If the commodities involved were selling for approximately $20,000 at the time, and if the truck broker cannot show the product in question was appreciably defective, then how is the truck broker going to explain that its claim against the carrier is based on salvage proceeds from the wholesaler of just $5,000? The unsupported salvage proceeds potentially leave the truck broker in a $15,000 hole.
So, how can $15,000 shortfalls in your claims be avoided?
First, we would recommend obtaining a USDA or CFIA inspection in nearly all cases. Even if the product is not showing a high level of defects, the objective information provided by an inspection certificate helps ‘fill in the blanks’ and facilitate a fair resolution. It doesn’t matter so much who calls for the government inspection, as long as one is obtained.

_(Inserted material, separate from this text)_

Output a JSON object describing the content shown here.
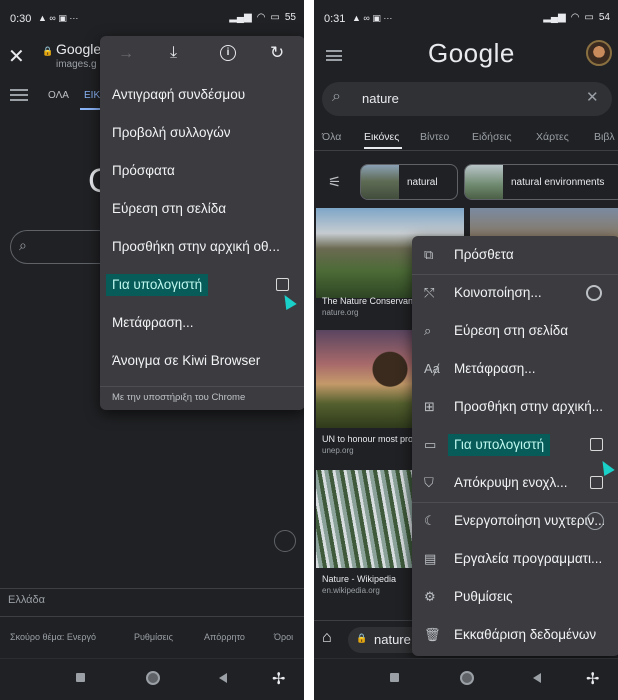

Ultimately, the wholesaler needs an inspection certificate to support the returns it offers, and the truck broker needs an inspection certificate to support the damages claimed against the carrier.
Second, when placing rejected product, we recommend truck brokers confirm, up front and in writing, your mutual understanding with the salvaging wholesaler that the produce will be handled on consignment (i.e., ‘for your account’) and that the wholesaler will provide a detailed (i.e., carton-level) accounting of its sales AND any government inspections necessary to support significantly below-market sales and any dumping or donation of product (beyond the 5 percent contemplated by PACA regulations).
Note that in order to support its returns, the wholesaler will often need to call for one inspection upon receipt of the product and a second inspection the following week before dumping or donating any unsold product.
Third, we would recommend not readily accepting unsupported returns from the wholesaler. If, for example, the wholesaler has provided no proof that the product was affected with appreciable defects, and yet the wholesaler’s detailed accounting reports none of the cartons sold for even one-half the delivered cost (f.o.b. price plus freight to the destination market) of the product, we would advise the truck broker promptly object and ask for additional support before accepting the proffered returns.
Sounds easy, but….
Of course, the approach outlined above is somewhat oversimplified. There are many situations where reasonable people might disagree as to what is a reasonable and good faith return on consignment in light of the commodities and other circumstances involved. The need for cooperation, reasonableness, and occasional compromise between business partners cannot be ignored in favor of simply implementing a handful of best practices.
Despite the challenges, however, a truck broker who resolves to develop and maintain a network of wholesalers it can rely on to properly handle rejected loads in a mutually beneficial manner, guided by agreed-upon best practices, would seem to enjoy a competitive advantage.